(Items from an interface collection)
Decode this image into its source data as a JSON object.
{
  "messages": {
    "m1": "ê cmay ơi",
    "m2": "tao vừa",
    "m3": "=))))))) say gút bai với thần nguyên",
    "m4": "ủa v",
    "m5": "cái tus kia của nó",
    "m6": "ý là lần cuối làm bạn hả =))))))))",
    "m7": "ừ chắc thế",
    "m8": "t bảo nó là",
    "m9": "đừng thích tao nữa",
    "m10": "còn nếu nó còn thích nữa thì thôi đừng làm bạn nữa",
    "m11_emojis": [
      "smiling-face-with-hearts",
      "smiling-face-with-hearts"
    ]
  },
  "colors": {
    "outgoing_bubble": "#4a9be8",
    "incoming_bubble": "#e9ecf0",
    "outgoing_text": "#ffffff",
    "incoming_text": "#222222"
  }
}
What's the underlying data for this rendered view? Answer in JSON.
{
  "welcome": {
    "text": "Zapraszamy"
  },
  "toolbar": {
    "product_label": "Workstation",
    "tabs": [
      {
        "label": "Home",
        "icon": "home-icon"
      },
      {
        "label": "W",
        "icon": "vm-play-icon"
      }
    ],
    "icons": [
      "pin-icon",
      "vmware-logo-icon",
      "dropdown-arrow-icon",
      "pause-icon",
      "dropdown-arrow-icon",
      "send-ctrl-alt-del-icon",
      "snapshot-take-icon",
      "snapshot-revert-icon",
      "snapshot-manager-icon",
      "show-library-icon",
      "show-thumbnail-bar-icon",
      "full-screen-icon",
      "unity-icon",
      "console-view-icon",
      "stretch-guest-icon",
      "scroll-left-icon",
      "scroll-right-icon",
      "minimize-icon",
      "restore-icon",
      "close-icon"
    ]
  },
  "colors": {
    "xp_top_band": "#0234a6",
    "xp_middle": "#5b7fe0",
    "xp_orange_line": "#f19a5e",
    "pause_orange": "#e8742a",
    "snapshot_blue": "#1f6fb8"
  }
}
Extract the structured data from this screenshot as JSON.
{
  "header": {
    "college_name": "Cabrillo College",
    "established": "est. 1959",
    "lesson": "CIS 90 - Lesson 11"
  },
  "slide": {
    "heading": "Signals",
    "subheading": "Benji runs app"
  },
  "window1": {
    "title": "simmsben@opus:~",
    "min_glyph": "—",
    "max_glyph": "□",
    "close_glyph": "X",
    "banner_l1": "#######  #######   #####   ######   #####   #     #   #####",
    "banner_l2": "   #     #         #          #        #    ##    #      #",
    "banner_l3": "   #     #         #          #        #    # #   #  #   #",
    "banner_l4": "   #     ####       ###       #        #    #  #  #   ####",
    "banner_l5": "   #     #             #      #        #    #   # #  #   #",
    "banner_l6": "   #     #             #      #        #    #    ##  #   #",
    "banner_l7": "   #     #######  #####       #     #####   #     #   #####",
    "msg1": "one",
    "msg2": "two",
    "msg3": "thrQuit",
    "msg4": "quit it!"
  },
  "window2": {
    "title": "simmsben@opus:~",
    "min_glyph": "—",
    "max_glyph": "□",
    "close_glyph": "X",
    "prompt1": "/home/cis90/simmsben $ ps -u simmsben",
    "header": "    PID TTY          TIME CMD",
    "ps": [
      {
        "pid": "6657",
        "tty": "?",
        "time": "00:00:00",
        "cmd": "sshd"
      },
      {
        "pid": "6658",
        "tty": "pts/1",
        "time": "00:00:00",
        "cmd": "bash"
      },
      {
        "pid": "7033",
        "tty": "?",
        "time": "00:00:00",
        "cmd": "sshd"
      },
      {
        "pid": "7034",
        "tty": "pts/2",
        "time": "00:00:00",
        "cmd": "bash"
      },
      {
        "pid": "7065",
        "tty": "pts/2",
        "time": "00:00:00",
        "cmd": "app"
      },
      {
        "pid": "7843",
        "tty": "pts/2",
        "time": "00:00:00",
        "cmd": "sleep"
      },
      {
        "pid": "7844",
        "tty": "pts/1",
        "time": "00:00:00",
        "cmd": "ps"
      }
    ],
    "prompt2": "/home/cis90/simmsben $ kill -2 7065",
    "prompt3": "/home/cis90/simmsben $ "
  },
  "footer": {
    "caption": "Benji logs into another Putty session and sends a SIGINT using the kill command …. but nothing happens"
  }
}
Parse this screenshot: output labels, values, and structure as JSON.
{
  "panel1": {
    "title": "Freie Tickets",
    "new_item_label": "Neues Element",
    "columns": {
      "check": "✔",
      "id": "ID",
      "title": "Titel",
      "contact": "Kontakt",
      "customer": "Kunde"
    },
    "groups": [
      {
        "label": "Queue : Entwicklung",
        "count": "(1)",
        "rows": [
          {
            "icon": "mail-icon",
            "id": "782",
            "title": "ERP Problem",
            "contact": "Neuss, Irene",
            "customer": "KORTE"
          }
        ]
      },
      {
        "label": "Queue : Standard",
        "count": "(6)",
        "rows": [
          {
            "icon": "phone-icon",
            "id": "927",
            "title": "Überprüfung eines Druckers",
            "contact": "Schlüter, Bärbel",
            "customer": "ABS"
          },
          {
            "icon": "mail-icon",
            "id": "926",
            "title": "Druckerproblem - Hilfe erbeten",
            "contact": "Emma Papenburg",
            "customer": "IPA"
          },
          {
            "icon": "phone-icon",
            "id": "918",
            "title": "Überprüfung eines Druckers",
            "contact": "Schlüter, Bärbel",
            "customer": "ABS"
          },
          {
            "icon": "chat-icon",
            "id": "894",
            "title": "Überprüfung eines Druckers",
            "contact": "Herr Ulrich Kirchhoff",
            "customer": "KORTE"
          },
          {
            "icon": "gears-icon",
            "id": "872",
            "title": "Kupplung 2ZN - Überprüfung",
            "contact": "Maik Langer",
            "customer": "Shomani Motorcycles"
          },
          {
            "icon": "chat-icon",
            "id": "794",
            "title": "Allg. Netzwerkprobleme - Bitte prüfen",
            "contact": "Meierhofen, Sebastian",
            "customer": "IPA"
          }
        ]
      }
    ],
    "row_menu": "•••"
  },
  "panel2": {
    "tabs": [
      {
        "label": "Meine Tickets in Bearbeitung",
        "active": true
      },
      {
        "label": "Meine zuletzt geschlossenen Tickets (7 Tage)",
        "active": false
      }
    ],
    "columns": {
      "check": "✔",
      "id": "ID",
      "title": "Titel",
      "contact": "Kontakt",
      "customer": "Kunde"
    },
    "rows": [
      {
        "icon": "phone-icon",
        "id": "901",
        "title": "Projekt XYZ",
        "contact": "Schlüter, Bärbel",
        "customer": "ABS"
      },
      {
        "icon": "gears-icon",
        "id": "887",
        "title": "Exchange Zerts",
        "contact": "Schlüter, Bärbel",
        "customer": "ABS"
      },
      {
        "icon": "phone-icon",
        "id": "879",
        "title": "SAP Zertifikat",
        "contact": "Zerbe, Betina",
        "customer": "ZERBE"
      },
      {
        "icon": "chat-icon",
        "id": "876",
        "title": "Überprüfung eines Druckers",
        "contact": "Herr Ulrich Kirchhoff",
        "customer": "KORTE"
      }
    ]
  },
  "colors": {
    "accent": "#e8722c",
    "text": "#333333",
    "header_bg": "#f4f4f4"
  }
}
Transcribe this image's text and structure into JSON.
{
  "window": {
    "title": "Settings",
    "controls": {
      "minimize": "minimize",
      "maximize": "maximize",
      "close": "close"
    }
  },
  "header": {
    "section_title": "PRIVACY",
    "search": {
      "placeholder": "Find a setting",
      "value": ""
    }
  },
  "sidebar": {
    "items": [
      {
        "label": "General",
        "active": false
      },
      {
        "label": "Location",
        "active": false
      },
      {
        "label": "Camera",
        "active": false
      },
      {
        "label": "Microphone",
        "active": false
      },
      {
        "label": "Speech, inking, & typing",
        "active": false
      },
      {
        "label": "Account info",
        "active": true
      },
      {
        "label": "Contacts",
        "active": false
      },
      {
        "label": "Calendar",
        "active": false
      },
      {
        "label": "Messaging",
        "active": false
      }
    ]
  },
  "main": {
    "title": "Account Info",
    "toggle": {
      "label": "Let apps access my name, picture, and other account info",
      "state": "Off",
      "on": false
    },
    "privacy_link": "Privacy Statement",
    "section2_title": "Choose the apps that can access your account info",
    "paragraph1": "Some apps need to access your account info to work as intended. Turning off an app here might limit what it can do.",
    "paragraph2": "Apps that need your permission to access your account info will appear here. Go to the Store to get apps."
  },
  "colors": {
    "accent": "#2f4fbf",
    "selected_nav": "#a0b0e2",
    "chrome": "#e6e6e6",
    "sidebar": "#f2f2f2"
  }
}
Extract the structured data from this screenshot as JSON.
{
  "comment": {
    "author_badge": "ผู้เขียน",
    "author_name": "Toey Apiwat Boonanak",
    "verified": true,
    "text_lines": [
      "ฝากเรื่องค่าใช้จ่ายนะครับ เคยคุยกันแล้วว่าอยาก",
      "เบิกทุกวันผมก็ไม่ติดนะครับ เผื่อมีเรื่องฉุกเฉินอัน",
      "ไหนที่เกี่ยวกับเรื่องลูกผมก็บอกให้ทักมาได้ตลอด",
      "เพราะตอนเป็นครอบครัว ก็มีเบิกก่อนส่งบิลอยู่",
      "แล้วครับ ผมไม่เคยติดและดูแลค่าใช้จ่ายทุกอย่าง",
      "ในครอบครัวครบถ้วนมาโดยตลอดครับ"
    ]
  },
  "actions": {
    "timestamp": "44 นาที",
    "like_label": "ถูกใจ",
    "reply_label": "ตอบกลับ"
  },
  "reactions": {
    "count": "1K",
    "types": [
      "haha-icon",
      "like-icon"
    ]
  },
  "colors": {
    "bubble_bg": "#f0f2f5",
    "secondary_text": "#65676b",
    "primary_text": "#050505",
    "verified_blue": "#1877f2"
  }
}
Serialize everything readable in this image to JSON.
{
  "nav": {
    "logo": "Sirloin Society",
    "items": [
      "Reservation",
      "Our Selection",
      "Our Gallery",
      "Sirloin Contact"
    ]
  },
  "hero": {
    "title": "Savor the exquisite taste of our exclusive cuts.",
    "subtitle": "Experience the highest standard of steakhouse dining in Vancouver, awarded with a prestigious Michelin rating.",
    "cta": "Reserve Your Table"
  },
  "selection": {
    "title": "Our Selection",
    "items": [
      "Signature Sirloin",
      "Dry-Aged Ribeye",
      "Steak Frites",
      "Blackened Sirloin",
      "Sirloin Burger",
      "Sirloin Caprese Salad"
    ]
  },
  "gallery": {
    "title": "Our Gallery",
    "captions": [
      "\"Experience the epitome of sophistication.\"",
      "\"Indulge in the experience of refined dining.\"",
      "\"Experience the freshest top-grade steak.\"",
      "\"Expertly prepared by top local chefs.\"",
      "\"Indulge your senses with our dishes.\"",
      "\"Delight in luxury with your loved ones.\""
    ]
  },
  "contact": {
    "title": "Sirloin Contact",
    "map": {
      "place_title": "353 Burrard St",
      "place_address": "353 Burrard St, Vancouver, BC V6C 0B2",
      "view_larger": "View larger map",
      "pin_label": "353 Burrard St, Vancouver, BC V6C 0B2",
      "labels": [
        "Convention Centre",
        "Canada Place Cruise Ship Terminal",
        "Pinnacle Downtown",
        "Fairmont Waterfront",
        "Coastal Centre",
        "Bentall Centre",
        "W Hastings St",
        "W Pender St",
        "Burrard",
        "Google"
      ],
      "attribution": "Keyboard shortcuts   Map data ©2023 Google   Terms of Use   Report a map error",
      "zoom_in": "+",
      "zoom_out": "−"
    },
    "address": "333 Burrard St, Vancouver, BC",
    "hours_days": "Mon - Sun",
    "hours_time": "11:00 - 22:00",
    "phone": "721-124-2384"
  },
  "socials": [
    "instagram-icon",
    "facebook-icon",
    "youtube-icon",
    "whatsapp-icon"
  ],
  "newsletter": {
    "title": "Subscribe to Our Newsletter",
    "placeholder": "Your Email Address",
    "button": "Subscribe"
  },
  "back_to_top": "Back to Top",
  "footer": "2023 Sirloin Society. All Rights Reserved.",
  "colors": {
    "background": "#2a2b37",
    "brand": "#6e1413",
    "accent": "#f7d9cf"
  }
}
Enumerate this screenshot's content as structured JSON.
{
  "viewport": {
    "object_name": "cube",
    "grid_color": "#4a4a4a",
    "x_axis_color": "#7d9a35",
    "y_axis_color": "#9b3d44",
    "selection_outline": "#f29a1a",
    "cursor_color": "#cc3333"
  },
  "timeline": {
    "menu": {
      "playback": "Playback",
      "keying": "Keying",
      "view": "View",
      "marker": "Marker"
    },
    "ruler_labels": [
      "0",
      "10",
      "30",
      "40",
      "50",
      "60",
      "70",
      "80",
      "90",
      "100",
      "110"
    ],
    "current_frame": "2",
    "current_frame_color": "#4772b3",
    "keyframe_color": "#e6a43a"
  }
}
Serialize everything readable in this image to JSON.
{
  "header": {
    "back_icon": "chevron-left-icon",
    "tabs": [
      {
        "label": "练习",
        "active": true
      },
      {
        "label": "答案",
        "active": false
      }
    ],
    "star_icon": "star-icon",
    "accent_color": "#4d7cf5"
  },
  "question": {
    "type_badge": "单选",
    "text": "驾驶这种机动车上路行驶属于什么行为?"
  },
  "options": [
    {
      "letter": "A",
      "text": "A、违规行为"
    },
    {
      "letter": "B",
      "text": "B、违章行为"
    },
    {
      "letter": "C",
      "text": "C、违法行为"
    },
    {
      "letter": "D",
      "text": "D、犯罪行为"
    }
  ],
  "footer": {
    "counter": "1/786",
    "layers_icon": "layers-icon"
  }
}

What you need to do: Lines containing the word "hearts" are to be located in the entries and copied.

Written response:
      "smiling-face-with-hearts",
      "smiling-face-with-hearts"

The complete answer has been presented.